Stop-and-search use in Avon and Somerset rose 21% in pandemic - with black people more likely to be stopped

Figures show black people were significantly more likely to be searched than white people

<p>Avon and Somerset Police used the stop-and-search tactic on more than 10,000 occasions last year</p>

Avon and Somerset Police used the stop-and-search tactic on more than 10,000 occasions last year

Avon and Somerset Constabulary conducted over 1,500 more stop and searches last year, figures show, though fewer led to an arrest.

Home Office data shows officers in Avon and Somerset used stop and search powers 10,386 times in the year to March – up from 8,555 the year before.

Despite this rise, the proportion of searches which led to an arrest fell from 15 per cent to 10 per cent over this period.

Across England and Wales, the number of stop and searches also rose from 577,000 in 2019-20 to 704,000 in 2020-21.

The figures show that across England and Wales, black people were significantly more likely to be searched than white people, though slightly less so than the year before.

In Avon and Somerset, they were 7.6 times more likely to be stopped, compared to 8.4 in 2019-20.

Most of all stop and searches in the region were done for drugs - 66 per cent, up from 61 per cent the year before and a record high.

What Avon and Somerset Police say

On the increase in use of the tactic, the force said that during the national lockdown demand had changed and policing adapted, with an increased capacity for more a proactive approach.

A spokesperson added: “The number of people who have been stopped and searched has stabilised as the COVID restrictions have been lifted and police demand has returned to that expected for the time of year.”

On black people being more likely to be stopped, the force admitted ‘the level of disproportionality is still unacceptable’, adding practices continued to be reviewed.

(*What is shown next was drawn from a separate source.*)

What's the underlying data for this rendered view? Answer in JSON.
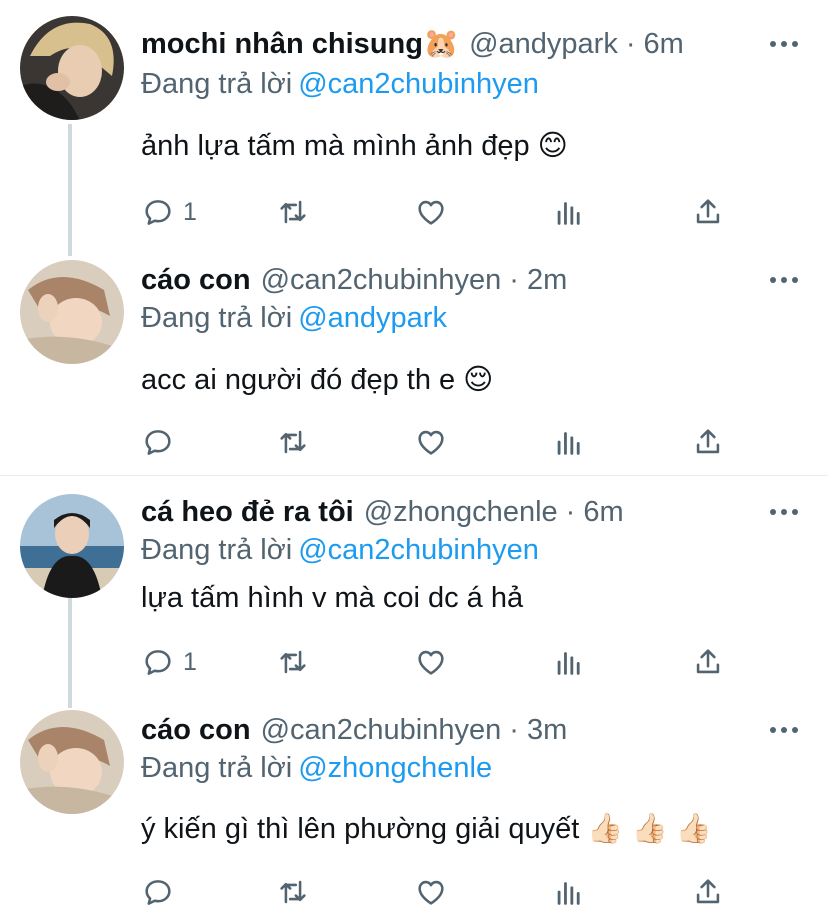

A spokesperson said: “The fact that Black people continue to be disproportionately targeted by stop and search powers is an issue we are striving to better understand and address.

“We are conducting a comprehensive review of our information and intelligence processes and improving our first and second line manager scrutiny of stop search, to ensure that officers are using their powers legitimately.”

For context, the force said the disproportion ranged from an area to area with the difference falling in St Paul’s in Bristol, and rising in rural Somerset.

The force, however, is building on findings from the Lammy Review and Cabinet Office Race Disparity Audit of 2017 to improve practices.

It is also increasing scrutiny on the tactic with the creation of a new panel.

What Stopwatch UK say

StopWatch UK said the vast majority of searches cause more problems than they solve.

Habib Kadiri, research and policy manager at the police monitoring organisation, said a fall in arrest rates reflects fears that police-community relations are backsliding.

Mr Kadiri added: “What is exceptional is how racial disparities persisted even during a global pandemic, proving that the police never stopped working tirelessly to overpolice people of colour.

“We simply would not accept this of any other emergency service profession. The police must do better.”

What the Home Office says

The Home Office said police used extra officers and resources to tackle drug crime during the coronavirus lockdown, and also removed almost 16,000 dangerous weapons from our streets.

A spokesman added: “No one should be targeted for stop and search because of their race and there are extensive safeguards in place to prevent this.”